Paul’s wife and child are currently without support and his defense committee still needs funds. Contributions may be sent to: Paul Jacob Defense Fund, PO Box 15724, Little Rock, AR 72231, 501-370-0439.

Paul may be out of prison by Christmas or even Thanksgiving, but in the meantime he can be reached att: Paul Jacob No. 17429-009, Federal Correctional Institution, Seagoville, TX 75159. Send him letters, your papers, and your zines.


The Clydeside anarchist group recently received fines totalling $4000 for their occupation, during the miners’ strike, of the offices of Price Waterhouse, the firm of accountants which carried out the sequestration of N.U.M. (the mineworkers’ union) money. Several Scottish libertarian groups are setting up a Clydeside Anarchists Appeal Fund, c/o Clydeside Press, 53, Cochrane St., Glasgow G1 Scotland. Checks should be made out to Autonomy Books.

The Polish Workers Solidarity Committee has initiated a campaign in support of Robert Chechlacz and Tomek Lupanov, two young Poles condemned in September 1982 to 25 and 13 years of prison, respectively, for acts of resistance against the martial law regime.

Shortly after the proclamation of a state of war in Poland, the two men tried to form a clandestine resistance group in the belief that armed insurrection was approaching. They began by distributing tracts, and disarmed two soldiers with the intention of freeing Solidarnosc prisoners held in Bialoleka jail. In February 1982 they accidentally wounded a militiaman while attempting to take away his weapon. Although the authorities declared the militia sergeant out of danger the next day, he died five days later, and Chechlacz and Lupanov were charged in his death. The amnesty proclaimed by the government in July 1984 only decreased Tomek’s sentence by one year. A movement for their liberation exists in Poland, even among the prisoners of the Bialoleka jail. Support for Robert and Tomek in North America is being organized by the Polish Workers Solidarity Committee, P.O. Box 284, Main Station, St. Catherines, Ontario L2R 6T7 Canada.

May 1986 will see the end result of two years of work by anarchists around Australia in the creation of the Australian Anarchist Centenary Celebrations to be held in Melbourne from May 1st to the 4th Conference organizers hope to illustrate the depth of anarchist ideas by holding this festival of film and culture and a forum for the development and exchange of ideas among the wide variety of people who identify themselves as anarchists.

While commemorating historical events such as May Day, the 50th anniversary of the Spanish revolution and the Haymarket Tragedy, the focus of the gathering is to be the relevance of anarchist ideas to our current lives and society.
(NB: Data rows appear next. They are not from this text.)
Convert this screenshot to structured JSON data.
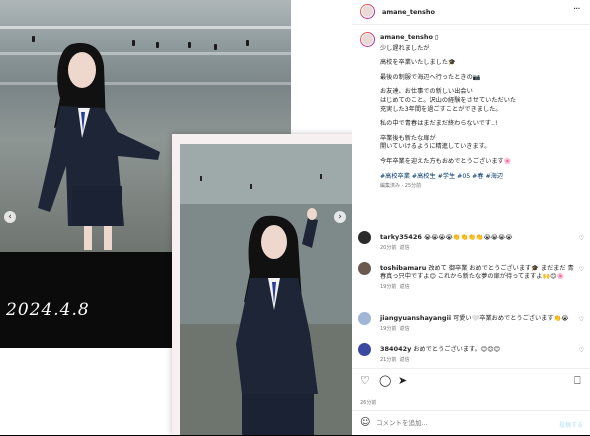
{
  "media": {
    "date_overlay": "2024.4.8"
  },
  "header": {
    "username": "amane_tensho",
    "verified_glyph": "▯",
    "more_icon": "more-icon"
  },
  "caption": {
    "username": "amane_tensho",
    "verified_glyph": "▯",
    "lines": [
      "少し遅れましたが",
      "高校を卒業いたしました🎓",
      "最後の制服で海辺へ行ったときの📷",
      "お友達、お仕事での新しい出会い",
      "はじめてのこと。沢山の経験をさせていただいた",
      "充実した3年間を過ごすことができました。",
      "私の中で青春はまだまだ終わらないです..!",
      "卒業後も新たな扉が",
      "開いていけるように精進していきます。",
      "今年卒業を迎えた方もおめでとうございます🌸"
    ],
    "hashtags": "#高校卒業 #高校生 #学生 #05 #春 #海辺",
    "meta": "編集済み · 25分前"
  },
  "comments": [
    {
      "username": "tarky35426",
      "text": "😭😭😭😭👏👏👏👏😭😭😭😭",
      "time": "20分前",
      "reply": "返信"
    },
    {
      "username": "toshibamaru",
      "text": "改めて 御卒業 おめでとうございます🎓 まだまだ 青春真っ只中ですよ😊 これから新たな夢の扉が待ってますよ🙌😊🌸",
      "time": "19分前",
      "reply": "返信"
    },
    {
      "username": "jiangyuanshayangii",
      "text": "可愛い🤍卒業おめでとうございます👏😭",
      "time": "19分前",
      "reply": "返信"
    },
    {
      "username": "384042y",
      "text": "おめでとうございます。😊😊😊",
      "time": "21分前",
      "reply": "返信"
    }
  ],
  "actions": {
    "time": "26分前"
  },
  "add_comment": {
    "placeholder": "コメントを追加...",
    "post_label": "投稿する"
  },
  "colors": {
    "link": "#00376b",
    "post_button": "#b2dffc"
  }
}
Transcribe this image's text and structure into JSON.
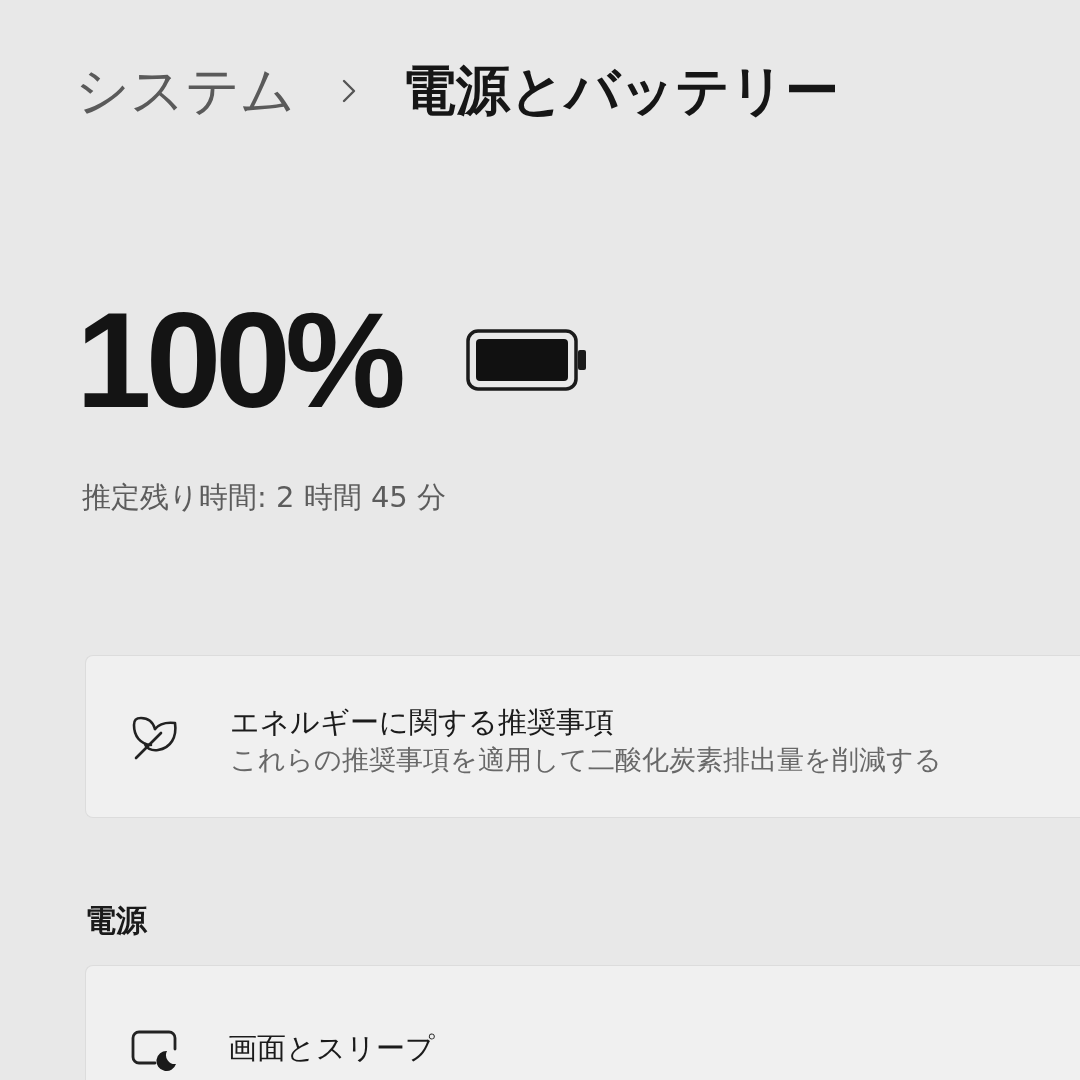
{
  "breadcrumb": {
    "parent": "システム",
    "current": "電源とバッテリー"
  },
  "battery": {
    "percentage": "100%",
    "estimate": "推定残り時間: 2 時間 45 分"
  },
  "recommendation_card": {
    "title": "エネルギーに関する推奨事項",
    "description": "これらの推奨事項を適用して二酸化炭素排出量を削減する"
  },
  "power_section": {
    "heading": "電源",
    "items": [
      {
        "title": "画面とスリープ"
      }
    ]
  }
}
The conference organizers are hoping to attract a large international attendance and you can reach them for further information at: AACCC, P.O. Box 20, Parkville, 3052, Melbourne, Australia.

Noel and Marie Murray, two anarchists framed for murdering a cop in Dublin in 1975 and sentenced to life imprisonment by the Irish state, have recently lost their case for conjugal rights in the Dublin court. (See FE Fall ’84)

Noel and Marie were married four months before their arrest and have spent the last few years incarcerated in Limerick Jail, Limerick, Ireland, able to see each other occasionally but not allowed their right to a family.

The Murrays now hope to take their case one step further on to a higher court and, if that fails, to the European Court of Human Rights.

Supporters wish to have their case widely publicized and urge others to write the Murrays, separately, at: Limerick Gaol, Limerick, Ireland.

The Twin Cities Anarchists have announced the opening of The Back Room Anarchist Center which is located at: 3200 Chicago Ave. S., Mpls, MN 55407.